    Scott has written before on what she calls “the fear of tears”. “It’s not your fault when someone else cries,” she advises. “Your job is not to prevent tears – it’s to react kindly if crying occurs.” That seems reasonable, but at the same time I’m surprised at seeing this level of emotion in the workplace. I phone Scott up again to ask for her take: is this still Radical Candor, or has Gateley gone too far?

    “I don’t think he’s gone too far at all. I think it’s wonderful,” she says. “I think the emotional labour of management is really important. In order to give feedback you need to prove to people that you care at that level.”

    But as a result, everyone is absolutely knackered, I point out. “That can happen. There’s a reason why it’s called ruinous empathy – it can be ruinous. The problems occur when you can no longer function well because you’re feeling somebody else’s pain so acutely.”

    She adds: “Also, maybe the person doesn’t want to tell you stuff. People have a right to privacy.”

    I have one more task to complete before I leave the business – I have to give feedback myself. And so, at 5pm on the final day, I head to a meeting room with O’Donovan and Gateley. I’ve promised I’ll tell them what I think.
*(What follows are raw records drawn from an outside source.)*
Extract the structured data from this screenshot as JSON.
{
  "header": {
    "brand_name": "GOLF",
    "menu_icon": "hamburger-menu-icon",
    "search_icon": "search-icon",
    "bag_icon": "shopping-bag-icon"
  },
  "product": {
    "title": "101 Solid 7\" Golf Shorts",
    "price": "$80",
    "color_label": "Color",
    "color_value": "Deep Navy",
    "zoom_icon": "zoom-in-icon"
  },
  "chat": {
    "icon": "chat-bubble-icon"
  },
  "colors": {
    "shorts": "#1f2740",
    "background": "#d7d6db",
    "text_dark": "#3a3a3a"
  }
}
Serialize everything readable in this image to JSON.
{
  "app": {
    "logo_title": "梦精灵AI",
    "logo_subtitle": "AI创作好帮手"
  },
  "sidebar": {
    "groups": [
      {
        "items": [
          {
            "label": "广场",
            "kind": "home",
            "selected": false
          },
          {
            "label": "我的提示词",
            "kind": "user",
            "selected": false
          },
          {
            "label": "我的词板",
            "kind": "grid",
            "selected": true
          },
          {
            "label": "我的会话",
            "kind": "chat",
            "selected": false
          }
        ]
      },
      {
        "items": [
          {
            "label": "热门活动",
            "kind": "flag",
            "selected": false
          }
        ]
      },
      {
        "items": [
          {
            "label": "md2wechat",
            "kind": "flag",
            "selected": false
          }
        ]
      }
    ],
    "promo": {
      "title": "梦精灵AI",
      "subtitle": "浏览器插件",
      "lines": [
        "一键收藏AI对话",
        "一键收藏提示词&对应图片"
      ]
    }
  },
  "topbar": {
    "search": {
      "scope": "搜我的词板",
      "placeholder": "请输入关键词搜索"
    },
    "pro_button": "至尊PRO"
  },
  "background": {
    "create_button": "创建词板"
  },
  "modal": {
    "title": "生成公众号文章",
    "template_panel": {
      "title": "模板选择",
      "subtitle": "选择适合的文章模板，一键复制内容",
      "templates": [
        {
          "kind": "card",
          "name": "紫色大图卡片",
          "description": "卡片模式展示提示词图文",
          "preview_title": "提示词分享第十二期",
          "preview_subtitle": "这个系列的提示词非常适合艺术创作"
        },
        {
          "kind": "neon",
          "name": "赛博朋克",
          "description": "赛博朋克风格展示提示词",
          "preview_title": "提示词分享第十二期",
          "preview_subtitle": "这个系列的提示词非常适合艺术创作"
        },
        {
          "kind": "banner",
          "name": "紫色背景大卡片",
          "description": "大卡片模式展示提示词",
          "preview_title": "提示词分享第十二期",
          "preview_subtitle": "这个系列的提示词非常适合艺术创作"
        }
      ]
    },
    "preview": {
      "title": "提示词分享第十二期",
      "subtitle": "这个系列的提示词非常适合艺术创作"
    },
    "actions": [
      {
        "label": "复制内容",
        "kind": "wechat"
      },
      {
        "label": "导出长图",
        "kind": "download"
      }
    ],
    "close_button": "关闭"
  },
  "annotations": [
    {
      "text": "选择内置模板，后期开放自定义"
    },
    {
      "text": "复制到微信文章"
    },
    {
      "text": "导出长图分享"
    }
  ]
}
    It turns out that I’m not very good at being honest about their culture of honesty. My little speech, though it’s preprepared, is still full of lengthy awkward silences as I try to find the most diplomatic way of articulating myself.

    “I’ve learned a lot being here,” I begin. I’m hoping to present my feedback as a "shit sandwich", with thin layers of praise surrounding the central heap of criticism. I tell them there have been lengthy periods of my life that I now realise would have been improved if I’d said whatever was on my mind, and dealt with the pain and awkwardness of that within a few moments, rather than a few months or years.

    “But I think there’s a desire here to make personal, therapeutic connections with staff members that goes above and beyond the business need,” I continue. “Constant self-evaluation is – er – exhausting. And I worry that the therapising causes an eventual erosion of a person’s – um – core, where what’s left is the process, and not actually the – er – human.

    “But I’ve really enjoyed being here,” I conclude, putting the final layer on the sandwich.

    Gateley considers this. “The thing I’m thinking is, Do I crave people’s need of us?” he says, after a while. “I find the feeling of having someone confide in you, and you supporting them, incredibly addictive. But it takes its toll.” I know what he means. I’m tired from simply spending five minutes speaking my mind. But, the big question is, did I do it properly? Was that Radical Candor?

    “No,” O'Donovan responds, instantly. “You could have given it to us in 15 seconds. No bullshit. Just what you feel.”

    He’s right, I could have. And maybe I should have.

    Radical Candor: Be a Kickass Boss Without Losing Your Humanity by Kim Scott will be published by St. Martin’s Press in March 2017.